When you drink something cold or hot, do you feel it in your teeth? Your teeth might also feel sensitive when you’re chewing or brushing. Sensitivity can be mild or actually feel like a sharp pain. What does tooth sensitivity mean? What should you do about it?
The most common reason for tooth sensitivity is thinning tooth enamel. When enamel starts to get thin and worn down, the nerves inside the teeth are more exposed. Enamel can thin when you consume a lot of acidic food and beverages, or scrub your teeth too hard with a hard-bristled toothbrush. You can also lose your enamel because of tooth decay or gum disease, which is why maintaining good oral care and visiting Dr. Allen and the team at least twice a year is so important.
Tooth sensitivity can also be a sign that you’ve cracked or chipped a tooth. If there’s a particular place in your mouth that suddenly feels sensitive to different temperatures or when you chew, it’s very possible there’s damage. Cracked and chipped teeth are considered a dental emergency, so please contact us as soon as you notice the sensation.
The best way to prevent tooth sensitivity is good oral care. This will protect your enamel and fend off tooth decay and gum disease. Use a soft-bristled toothbrush, fluoride toothpaste, and floss. If you consume a lot of acidic food and beverages, consider cutting down or at least drink water to help neutralize the acids. Drinking acidic beverages with a straw can also protect your enamel.
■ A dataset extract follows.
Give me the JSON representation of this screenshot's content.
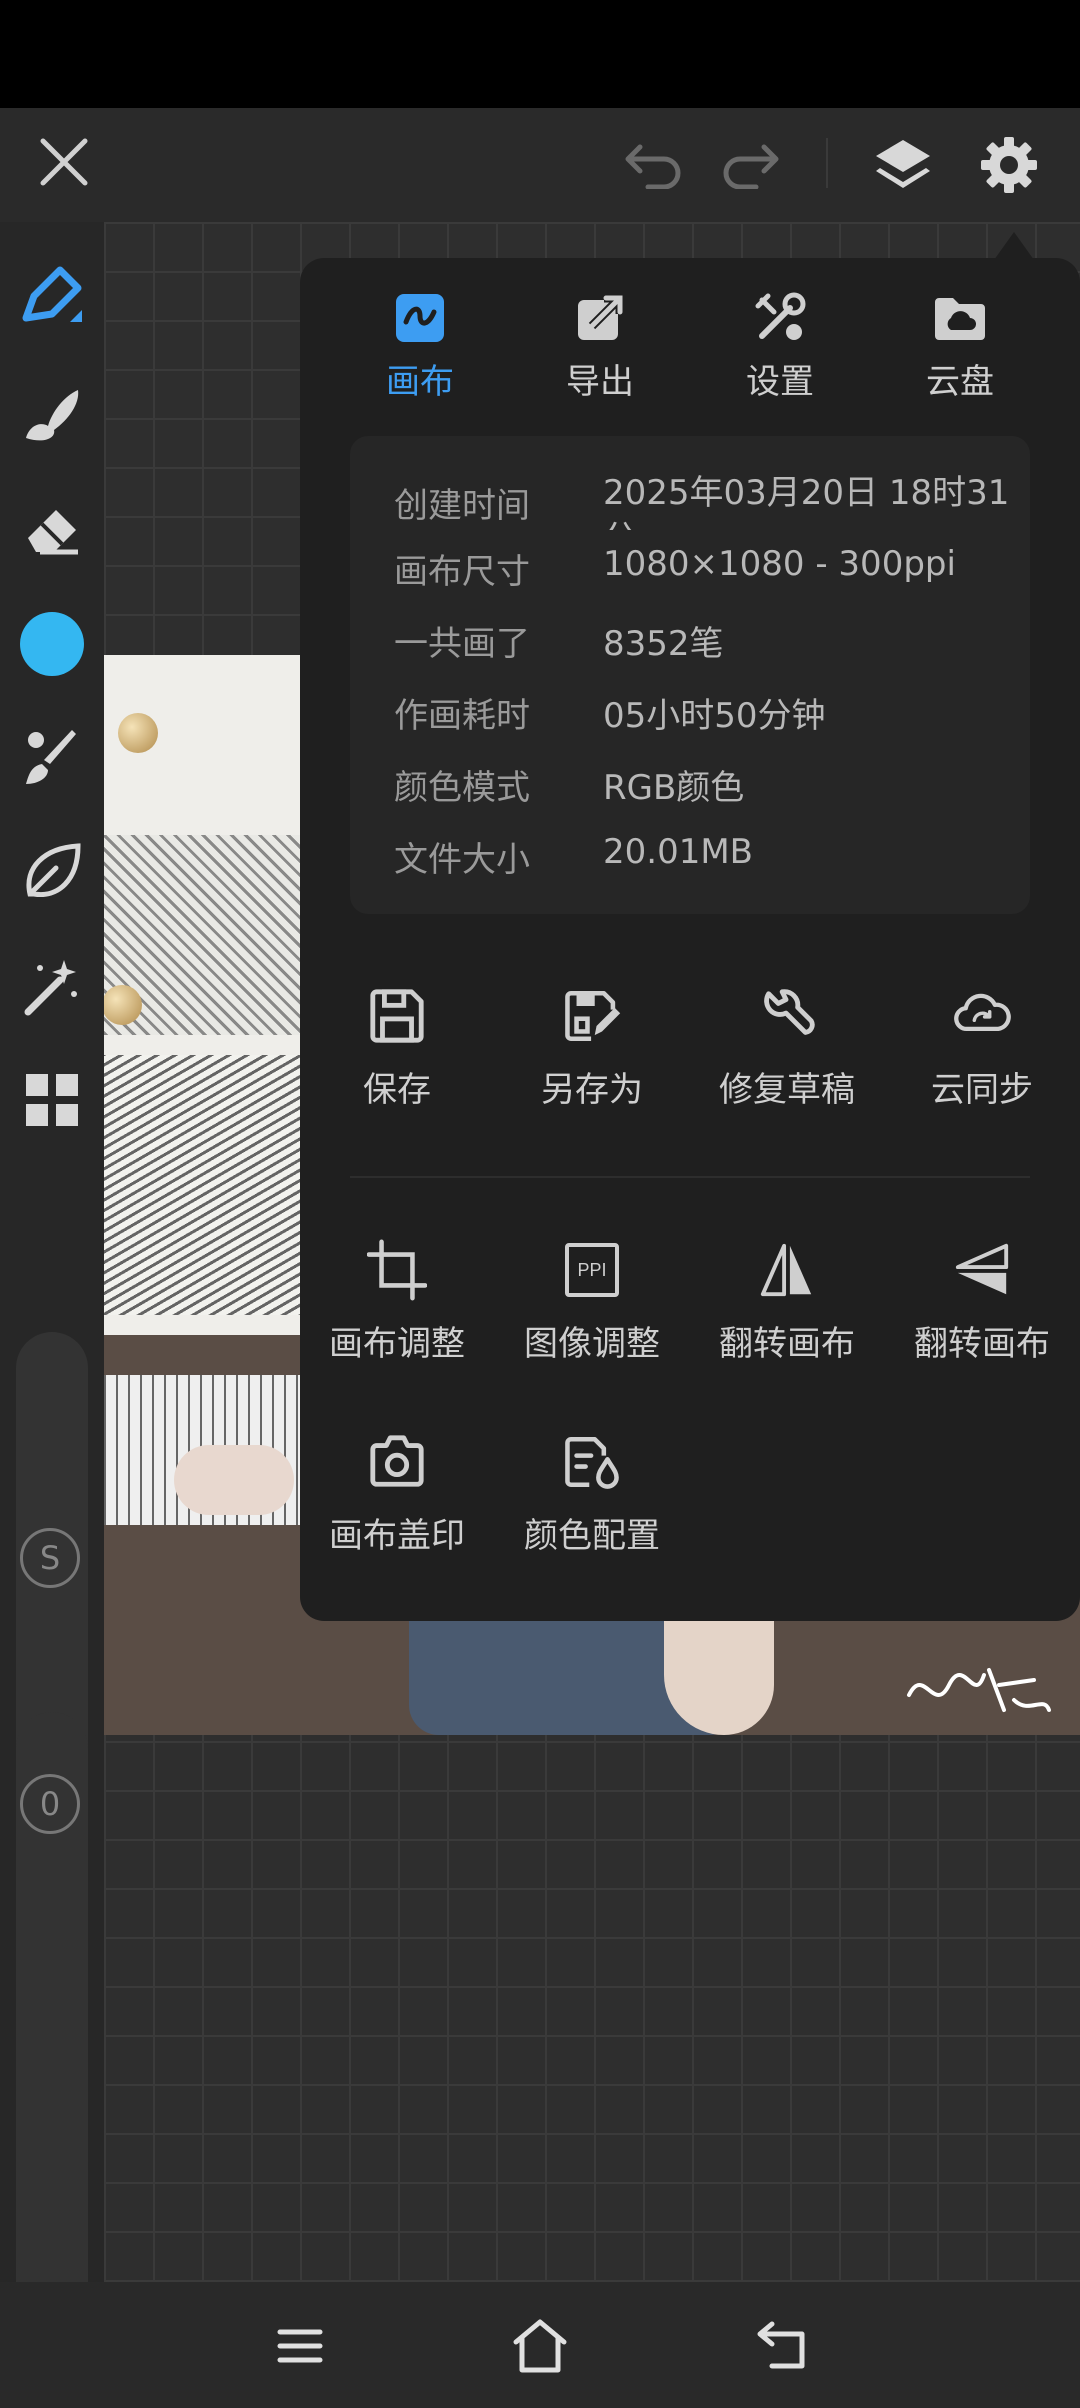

If you’re experiencing tooth sensitivity and aren’t sure why, don’t hesitate to contact us and set up an appointment! We’ll be able to determine possible reasons and offer recommendations on what to do.